“Ninja Assassin,” the new film from director James McTeigue, begins with a Japanese tattoo artist working on a yakuza’s back. Blood flows down from the tattoo needle. With only short respites, blood also flows throughout the rest of the film. Blood isn’t enough, however, to compensate for the film’s anemia in other areas.
“Red Cliff” is John Woo’s first Chinese movie since 1991’s “Once a Thief.” His new film triumphs over the cutting of the footage which is almost as cruel as the cuttings of so many characters over the film’s running time. Conceived as a four-hour epic in two parts, it reaches the United States as a single film that runs two and a half hours.
Before leaving his home in Texas for Mongolia with his wife and autistic son, author and horse trainer Rupert Isaacson seems eager for the trip as he calls it a “gateway to adventure, a gateway to healing.”
Norbert Caoili admits, with a smile, that his last name is pronounced “cow-wheelie.” In fact, he does almost everything with a smile. Sitting in a Seattle coffee shop, dressed smartly with a sweater and crisp jeans, he radiates confidence and warmth. He hardly seems like one of the masterminds behind a grim horror picture which opens with a woman who is slowly and savagely beaten to death.
At age 33, Thailand’s Tony Jaa seems poised to replace Jackie Chan in the world of Asian martial arts film. Like Jackie Chan, Jaa’s movies emphasize all-natural fights and stunts. They avoid the use of computer graphics and stuntman substitutions for the leading man.
“Ponyo,” the new film from Japanese animator Hayao Miyazaki, opens with a shot of the sky on a sunny day. It’s only a short shot. Unlike Miyazaki’s earlier film “Porco Rosso,” “Ponyo” concerns itself with the sea, not the sky.
“Thirst” is a new film directed by controversial South Korean director Chan-wook Park. The film begins with a fat man wheezing in his hospital bed. Between wheezes, he explains how he once held the world’s greatest sponge cake. He longed for nothing more than a private place to devour this cake. However, he came across two hungry sisters and gave the cake to them instead.

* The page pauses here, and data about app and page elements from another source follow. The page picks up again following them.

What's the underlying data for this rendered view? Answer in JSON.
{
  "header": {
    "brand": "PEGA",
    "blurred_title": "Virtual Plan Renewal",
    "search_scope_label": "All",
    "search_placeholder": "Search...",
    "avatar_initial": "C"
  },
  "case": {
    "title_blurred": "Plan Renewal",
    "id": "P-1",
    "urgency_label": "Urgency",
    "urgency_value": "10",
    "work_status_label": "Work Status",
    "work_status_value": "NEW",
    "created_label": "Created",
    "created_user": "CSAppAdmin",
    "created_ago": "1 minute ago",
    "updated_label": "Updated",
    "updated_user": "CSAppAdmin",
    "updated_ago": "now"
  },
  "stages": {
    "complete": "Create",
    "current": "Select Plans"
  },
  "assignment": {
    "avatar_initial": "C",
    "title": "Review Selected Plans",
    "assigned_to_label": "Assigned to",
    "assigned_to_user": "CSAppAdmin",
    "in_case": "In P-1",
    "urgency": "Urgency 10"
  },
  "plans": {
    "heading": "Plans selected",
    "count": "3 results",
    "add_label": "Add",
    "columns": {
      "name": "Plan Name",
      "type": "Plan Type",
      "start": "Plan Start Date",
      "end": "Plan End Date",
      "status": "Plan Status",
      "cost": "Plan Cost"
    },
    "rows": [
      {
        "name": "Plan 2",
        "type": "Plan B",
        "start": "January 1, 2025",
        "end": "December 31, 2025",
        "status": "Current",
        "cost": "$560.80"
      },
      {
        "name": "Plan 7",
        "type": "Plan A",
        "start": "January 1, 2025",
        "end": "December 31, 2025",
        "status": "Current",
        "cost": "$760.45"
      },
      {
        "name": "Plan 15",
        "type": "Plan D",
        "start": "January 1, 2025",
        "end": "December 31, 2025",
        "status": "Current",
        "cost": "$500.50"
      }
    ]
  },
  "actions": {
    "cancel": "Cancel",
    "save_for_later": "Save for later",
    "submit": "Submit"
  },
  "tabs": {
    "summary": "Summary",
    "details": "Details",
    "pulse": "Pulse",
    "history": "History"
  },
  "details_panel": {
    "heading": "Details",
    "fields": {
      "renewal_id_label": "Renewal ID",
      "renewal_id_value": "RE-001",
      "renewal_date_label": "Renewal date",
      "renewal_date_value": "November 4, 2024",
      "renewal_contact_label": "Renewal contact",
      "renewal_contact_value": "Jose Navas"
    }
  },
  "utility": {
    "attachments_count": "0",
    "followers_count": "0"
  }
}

“Evangelion: 1.0 You Are (Not) Alone” (a film adapted from the Japanese science fiction anime “Neon Genesis Evangelion”) is set in the not-too-distant future, in a city called Tokyo-3. The buildings shimmer in a heat wave. The streets are suspiciously empty. A huge spray suddely sprouts out over the water.